2) If a player is producing early, but is injured/doesn't produce down the road of his contract, it will be that much easier to move him and his contract because the last year of the contract would be his cheapest year as supposed to his most expensive.
3) As someone brought up the future payroll of the Cubs, this would be a good way to control future payrolls if you have players on your team where their salary actually goes down year by year. That can help re-examine your budget and go after FA's or trade for big-money guys since you'll have a little bit of money to play with from that saved money.

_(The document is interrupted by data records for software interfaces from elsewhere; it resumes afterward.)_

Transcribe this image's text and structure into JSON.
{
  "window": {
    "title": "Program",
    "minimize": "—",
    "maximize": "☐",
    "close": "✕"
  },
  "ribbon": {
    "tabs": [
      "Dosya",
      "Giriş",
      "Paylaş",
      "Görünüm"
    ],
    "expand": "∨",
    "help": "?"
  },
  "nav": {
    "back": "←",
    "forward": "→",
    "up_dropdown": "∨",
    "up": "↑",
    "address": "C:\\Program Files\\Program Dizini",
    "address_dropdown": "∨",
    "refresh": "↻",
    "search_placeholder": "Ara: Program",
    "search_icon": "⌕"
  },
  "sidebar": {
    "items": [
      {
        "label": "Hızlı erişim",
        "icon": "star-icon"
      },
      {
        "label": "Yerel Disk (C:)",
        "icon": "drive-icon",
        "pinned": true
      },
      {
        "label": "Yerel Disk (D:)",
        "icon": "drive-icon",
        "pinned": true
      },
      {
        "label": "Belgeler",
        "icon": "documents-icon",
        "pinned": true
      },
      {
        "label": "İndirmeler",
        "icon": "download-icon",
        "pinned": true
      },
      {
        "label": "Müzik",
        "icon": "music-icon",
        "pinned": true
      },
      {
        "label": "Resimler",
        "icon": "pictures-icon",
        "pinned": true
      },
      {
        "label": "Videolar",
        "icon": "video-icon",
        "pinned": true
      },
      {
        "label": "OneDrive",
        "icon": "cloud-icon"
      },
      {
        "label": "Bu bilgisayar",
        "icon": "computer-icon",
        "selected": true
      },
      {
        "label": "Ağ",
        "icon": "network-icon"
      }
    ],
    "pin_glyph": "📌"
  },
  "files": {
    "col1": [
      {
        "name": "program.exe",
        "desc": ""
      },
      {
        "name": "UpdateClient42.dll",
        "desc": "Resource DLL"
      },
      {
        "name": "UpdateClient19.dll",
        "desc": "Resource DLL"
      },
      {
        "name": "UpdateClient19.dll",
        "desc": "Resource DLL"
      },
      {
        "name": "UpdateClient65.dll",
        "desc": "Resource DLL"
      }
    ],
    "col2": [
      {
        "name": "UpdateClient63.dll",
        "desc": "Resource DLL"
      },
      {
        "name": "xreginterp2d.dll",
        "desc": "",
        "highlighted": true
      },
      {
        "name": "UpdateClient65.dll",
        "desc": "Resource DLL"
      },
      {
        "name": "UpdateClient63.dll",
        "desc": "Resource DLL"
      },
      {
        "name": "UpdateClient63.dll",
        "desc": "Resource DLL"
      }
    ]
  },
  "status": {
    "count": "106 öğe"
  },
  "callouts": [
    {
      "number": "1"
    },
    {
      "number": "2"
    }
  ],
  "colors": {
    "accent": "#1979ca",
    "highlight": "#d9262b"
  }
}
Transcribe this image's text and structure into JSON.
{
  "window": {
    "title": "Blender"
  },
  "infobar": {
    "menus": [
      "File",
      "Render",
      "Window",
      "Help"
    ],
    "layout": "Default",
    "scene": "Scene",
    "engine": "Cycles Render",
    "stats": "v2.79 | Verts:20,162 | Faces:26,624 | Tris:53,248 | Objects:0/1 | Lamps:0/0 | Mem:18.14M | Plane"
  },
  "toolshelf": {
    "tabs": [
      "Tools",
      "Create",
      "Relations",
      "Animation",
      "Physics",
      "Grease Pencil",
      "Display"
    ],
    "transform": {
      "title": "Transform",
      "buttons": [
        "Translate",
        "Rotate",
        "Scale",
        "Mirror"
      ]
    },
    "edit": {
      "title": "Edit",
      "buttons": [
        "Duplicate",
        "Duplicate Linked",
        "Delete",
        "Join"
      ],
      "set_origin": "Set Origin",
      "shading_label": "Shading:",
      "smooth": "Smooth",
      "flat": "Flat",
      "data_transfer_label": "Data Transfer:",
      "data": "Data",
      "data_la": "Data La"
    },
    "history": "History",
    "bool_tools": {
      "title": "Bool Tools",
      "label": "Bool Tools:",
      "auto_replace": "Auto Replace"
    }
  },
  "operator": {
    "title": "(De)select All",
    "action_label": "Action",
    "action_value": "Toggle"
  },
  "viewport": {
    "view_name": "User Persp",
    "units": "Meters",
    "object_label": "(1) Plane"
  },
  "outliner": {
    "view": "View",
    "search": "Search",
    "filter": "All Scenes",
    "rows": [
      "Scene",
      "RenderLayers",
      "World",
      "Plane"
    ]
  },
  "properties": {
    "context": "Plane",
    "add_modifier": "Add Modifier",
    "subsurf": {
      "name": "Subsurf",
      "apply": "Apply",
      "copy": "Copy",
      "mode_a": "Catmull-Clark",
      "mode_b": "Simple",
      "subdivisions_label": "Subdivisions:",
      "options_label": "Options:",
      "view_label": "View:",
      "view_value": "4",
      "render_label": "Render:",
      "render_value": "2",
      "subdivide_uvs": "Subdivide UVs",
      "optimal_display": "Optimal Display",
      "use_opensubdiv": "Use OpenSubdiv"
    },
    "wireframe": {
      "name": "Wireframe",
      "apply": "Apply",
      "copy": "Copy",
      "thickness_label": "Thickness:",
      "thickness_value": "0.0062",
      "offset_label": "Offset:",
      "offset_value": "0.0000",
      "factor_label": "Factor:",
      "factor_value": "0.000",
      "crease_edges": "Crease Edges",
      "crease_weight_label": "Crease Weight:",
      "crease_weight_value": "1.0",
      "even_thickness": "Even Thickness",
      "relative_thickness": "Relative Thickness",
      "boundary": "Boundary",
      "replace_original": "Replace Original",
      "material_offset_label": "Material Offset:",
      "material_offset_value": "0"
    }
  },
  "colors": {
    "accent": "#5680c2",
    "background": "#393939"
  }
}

UofCSoxFan
08-04-2008, 04:35 PM
Time value of money certainly is a factor, but usually when you give someone a backloaded contract, you have to give them more overall money to compensate for this. I.e. a smart agent/player would want 50 mil over 5 years if it was 10 a year, but say 55 or 60 million of it was 10%, 10%, 10% 30%, 40%.

Part of the reason I think it makes sense from a GM standpoint is that if they don't win now, they won't be around anyways....so they highly discount the future.

I think a prime example is with Hendry and the Cubs. The only way Hendry could bring in Soriano, Lily, Fukudome, etc... was to give them backloaded contracts. At the time, Hendry was on basically a 1 year deal. If he brings these players in and they failed, then he would be fired anyways and the budget constaints would be the next GM's problem. If it pays off (which its looking like it might) Hendry may have bought himself enough time to get through the few year peoriod where they can't bring in any free agents. This is especially true if they win a World Series.

Mohoney
08-05-2008, 03:02 PM
Just like I would have done if my current employer would have offered me a very low deal, athletes who don't like their deals should just look somewhere else.

There's a big difference, though. The corporation you work for doesn't control your rights for 6 years by "drafting" you.

fquaye149
08-05-2008, 03:13 PM
Backloaded contracts are a good idea, assuming you're planning on eating the entire deal...but if you're thinking that you might move a player, it makes him harder to move at the time when you're most gonna want to move him.

If I were a player, I wouldn't take a backloaded deal, though. That's for sure.

Aw hell, I probably would. Those sports dudes get paid a lot of cash!

Mohoney
08-05-2008, 03:46 PM
Backloaded contracts are a good idea, assuming you're planning on eating the entire deal...but if you're thinking that you might move a player, it makes him harder to move at the time when you're most gonna want to move him.

If I were a player, I wouldn't take a backloaded deal, though. That's for sure.

Aw hell, I probably would. Those sports dudes get paid a lot of cash!

Depending on the team you sign with, the backloaded deal could almost act as a no-trade clause, if you know that your team is unwilling to eat salary to move players.

fquaye149
08-05-2008, 04:07 PM
Depending on the team you sign with, the backloaded deal could almost act as a no-trade clause, if you know that your team is unwilling to eat salary to move players.

That's a good point. Plus it generally allows you to receive a more prestigious dollar value.

Then again, if you really want a no-trade clause, you could probably just get one